In conclusion, the process of testing Safari on Linux presents a transformative opportunity for developers and testers to bridge the gap between different operating systems and ensure the seamless compatibility and optimal performance of web applications on this popular browser. By leveraging virtualization technology to create a simulated macOS environment within a Linux system, users can install Safari and conduct comprehensive testing, thereby enhancing the overall user experience for visitors using Safari on Linux.
The journey begins with setting up a virtual machine, where users carefully select a suitable virtualization software, obtain a macOS image, configure the virtual machine settings, and install macOS to create a functional virtual environment. This pivotal step lays the foundation for installing Safari and conducting thorough testing, enabling developers and testers to expand their testing capabilities and ensure the compatibility of web applications across diverse platforms.
Installing Safari within the virtual macOS environment on a Linux system empowers users to seamlessly access the browser, configure it for testing, and ensure that web projects are optimized for Safari users. By navigating the App Store, downloading and installing Safari, and ensuring compatibility and updates, users can establish a robust testing environment to validate the functionality and user experience of web applications on Safari.
The subsequent phase involves comprehensive testing, encompassing compatibility assessment, feature and performance validation, responsive design and user experience evaluation, cross-browser compatibility testing, and accessibility and standards compliance verification. Through meticulous testing procedures, developers can refine and optimize their web projects for Safari users, ensuring consistent performance and a seamless user experience across different browsers and operating systems.
By embracing the process of testing Safari on Linux, developers and testers can elevate the quality and accessibility of their web applications, fostering inclusivity and ensuring that visitors using Safari on Linux encounter a seamless and optimized user experience. This approach not only enhances the overall user satisfaction but also reflects a commitment to delivering web applications that are compatible, performant, and accessible across diverse browsing environments.
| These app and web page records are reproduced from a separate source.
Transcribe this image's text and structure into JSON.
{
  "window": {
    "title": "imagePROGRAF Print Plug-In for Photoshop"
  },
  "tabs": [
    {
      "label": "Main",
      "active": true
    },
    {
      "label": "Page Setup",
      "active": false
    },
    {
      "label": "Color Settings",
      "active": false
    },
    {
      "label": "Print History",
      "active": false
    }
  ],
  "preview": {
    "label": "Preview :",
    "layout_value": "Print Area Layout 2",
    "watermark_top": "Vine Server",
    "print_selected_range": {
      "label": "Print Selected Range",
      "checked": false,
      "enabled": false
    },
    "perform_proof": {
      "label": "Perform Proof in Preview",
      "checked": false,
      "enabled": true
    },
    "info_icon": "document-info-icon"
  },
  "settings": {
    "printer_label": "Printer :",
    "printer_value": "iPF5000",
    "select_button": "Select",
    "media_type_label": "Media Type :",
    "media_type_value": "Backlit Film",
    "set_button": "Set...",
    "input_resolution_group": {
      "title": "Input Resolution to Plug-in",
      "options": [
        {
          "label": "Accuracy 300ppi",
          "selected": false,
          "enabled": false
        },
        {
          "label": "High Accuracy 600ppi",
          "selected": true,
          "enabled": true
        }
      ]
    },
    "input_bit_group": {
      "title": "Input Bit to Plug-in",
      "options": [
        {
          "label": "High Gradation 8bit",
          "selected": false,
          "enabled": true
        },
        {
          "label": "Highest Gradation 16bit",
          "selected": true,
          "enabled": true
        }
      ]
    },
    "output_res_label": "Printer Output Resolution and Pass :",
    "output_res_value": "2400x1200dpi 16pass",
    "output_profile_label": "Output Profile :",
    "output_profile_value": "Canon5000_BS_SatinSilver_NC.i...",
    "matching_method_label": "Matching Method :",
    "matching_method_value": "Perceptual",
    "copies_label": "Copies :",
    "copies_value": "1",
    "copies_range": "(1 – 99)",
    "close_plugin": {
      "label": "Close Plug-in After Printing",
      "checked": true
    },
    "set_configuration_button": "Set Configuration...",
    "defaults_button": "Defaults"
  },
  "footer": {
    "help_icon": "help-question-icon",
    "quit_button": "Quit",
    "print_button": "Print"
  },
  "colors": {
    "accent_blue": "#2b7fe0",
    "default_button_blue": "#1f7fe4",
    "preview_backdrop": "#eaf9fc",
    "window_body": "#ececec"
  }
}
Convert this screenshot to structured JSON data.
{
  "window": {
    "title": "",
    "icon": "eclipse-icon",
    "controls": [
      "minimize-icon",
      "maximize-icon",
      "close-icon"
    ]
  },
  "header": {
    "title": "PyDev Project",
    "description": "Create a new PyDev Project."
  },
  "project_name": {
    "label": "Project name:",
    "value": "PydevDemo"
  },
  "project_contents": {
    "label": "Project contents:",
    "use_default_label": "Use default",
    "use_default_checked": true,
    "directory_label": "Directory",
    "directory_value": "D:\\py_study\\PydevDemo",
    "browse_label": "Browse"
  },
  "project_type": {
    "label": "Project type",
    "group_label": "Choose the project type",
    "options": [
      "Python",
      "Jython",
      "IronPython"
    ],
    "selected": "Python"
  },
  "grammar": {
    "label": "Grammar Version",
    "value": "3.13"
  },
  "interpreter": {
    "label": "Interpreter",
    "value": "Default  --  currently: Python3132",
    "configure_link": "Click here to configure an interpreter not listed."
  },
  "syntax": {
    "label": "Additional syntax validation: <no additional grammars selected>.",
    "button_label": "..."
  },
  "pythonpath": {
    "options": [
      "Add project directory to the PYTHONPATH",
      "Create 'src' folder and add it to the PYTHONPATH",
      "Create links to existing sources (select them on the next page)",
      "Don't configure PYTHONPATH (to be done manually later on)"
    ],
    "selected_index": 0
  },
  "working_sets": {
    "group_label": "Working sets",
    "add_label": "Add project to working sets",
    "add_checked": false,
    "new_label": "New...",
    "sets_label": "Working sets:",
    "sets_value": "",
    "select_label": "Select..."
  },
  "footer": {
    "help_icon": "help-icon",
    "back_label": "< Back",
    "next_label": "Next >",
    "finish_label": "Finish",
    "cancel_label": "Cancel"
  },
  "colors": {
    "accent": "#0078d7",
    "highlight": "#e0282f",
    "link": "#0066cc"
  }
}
In essence, testing Safari on Linux transcends the technical realm, embodying a dedication to user-centric design and development practices. By embracing this approach, developers and testers can unlock the potential of Safari on Linux, ensuring that their web projects resonate with a broader audience and deliver a consistent and exceptional user experience across different platforms and browsers.